According to the Centers for Disease Control and Prevention (CDC), approximately nine people are killed and over 1,000 injured each day in the United States in distracted driving crashes. Distracted driving is defined as doing anything while driving that takes your attention away from driving.
Types of distraction
The CDC cites three primary types of distraction. They include:
When most people think of distracted driving, the first thing that comes to mind is a visual distraction. This involves taking one’s eyes off the road. Texting or operating a navigational system are common examples. The CDC states that at 55 miles per hour, taking your eyes off the road for just five seconds is long enough to cover the length of an entire football field.

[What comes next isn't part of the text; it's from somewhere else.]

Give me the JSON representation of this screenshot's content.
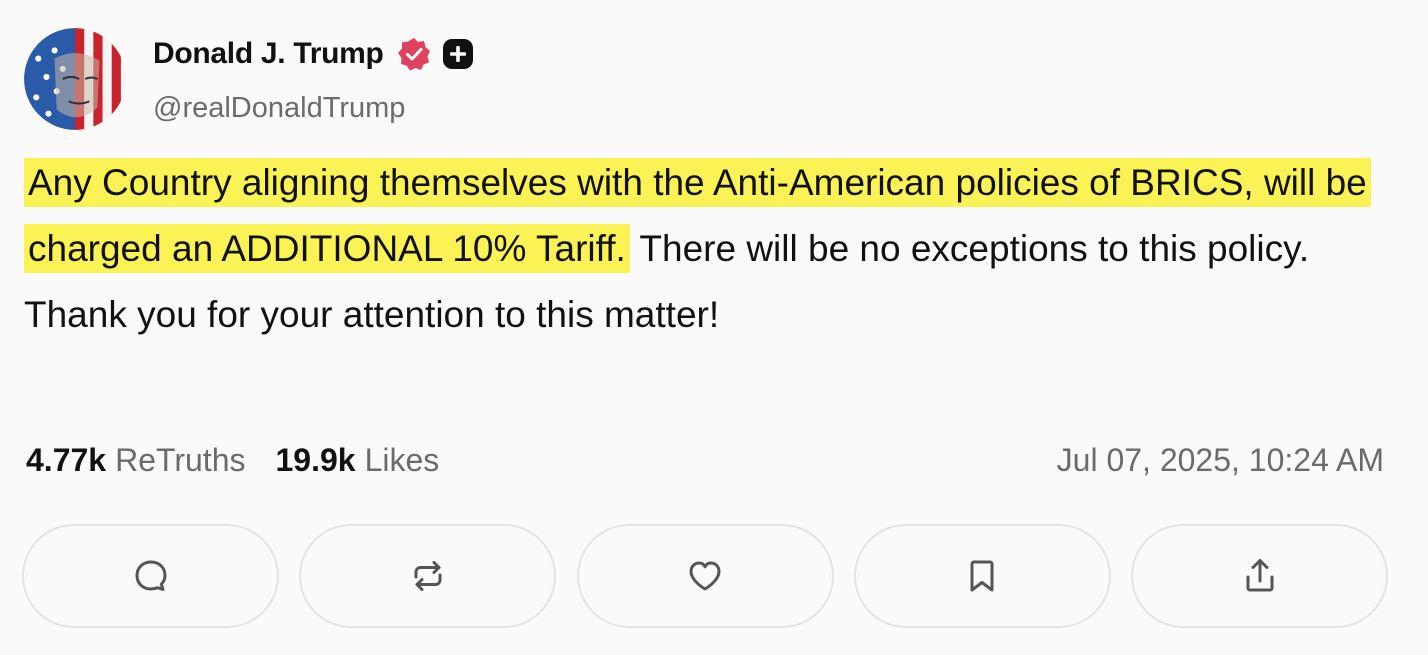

Manual distraction describes a driver taking their hands off of the wheel. This can take the form of eating or drinking in the car or searching for something in a purse or wallet, for example.
Cognitive distraction involves a driver’s mind not focusing on the task of driving. Talking to a passenger or being preoccupied with something are examples. Drivers engaged in some sort of listening activity, such as podcasts or radio shows, can also take the driver’s focus off of their driving. Talking on a cell phone through a headset, while often presumed to be safer due to minimizing manual distraction, still contributes to a considerable amount of cognitive distraction.
Federal agencies begin to take notice
In December 2013, The National Highway Traffic Administration issued a report to Congress entitled “Understanding the effects of distracted driving and developing strategies to reduce resulting deaths and injuries”. In it, they reveal many enlightening and alarming facts regarding distracted driving. For example, while it may not come as a shock, young drivers are at the highest risk of being involved in a crash due to distracted driving.
In recent years, this issue has begun to come under the consideration of many authorities. The problem of distracted driving has become such a large and important issue that it has reached the highest levels of government. In 2009, President Barack Obama issued an Executive Order that prohibited federal employees from texting in situations that might distract them. This applied to them driving government vehicles or when using a cell phone issued to them by the government while driving any vehicle. Other restrictions have been put in place as well. The Federal Motor Carrier Safety Administration (FMCSA) enacted regulations preventing commercial truck and bus driving from texting while driving in 2010, and in 2011 took things a step further by banning all hand-held cell phone use by commercial drivers. The Pipeline and Hazardous Materials Safety Administration (PHMSA) banned texting by anyone driving a vehicle holding hazardous materials. The Federal Railroad Administration (FRA) banned train employees from using electronic devices while performing certain tasks at work. And the Federal Aviation Administration (FAA) advised airlines to enact policies to minimize distractions in the cockpit. All of this is detailed in the NHTSA’s 2013 report.
If you’ve been involved in a distracted driving crash or have any other personal injury or accident related questions, contact our office today.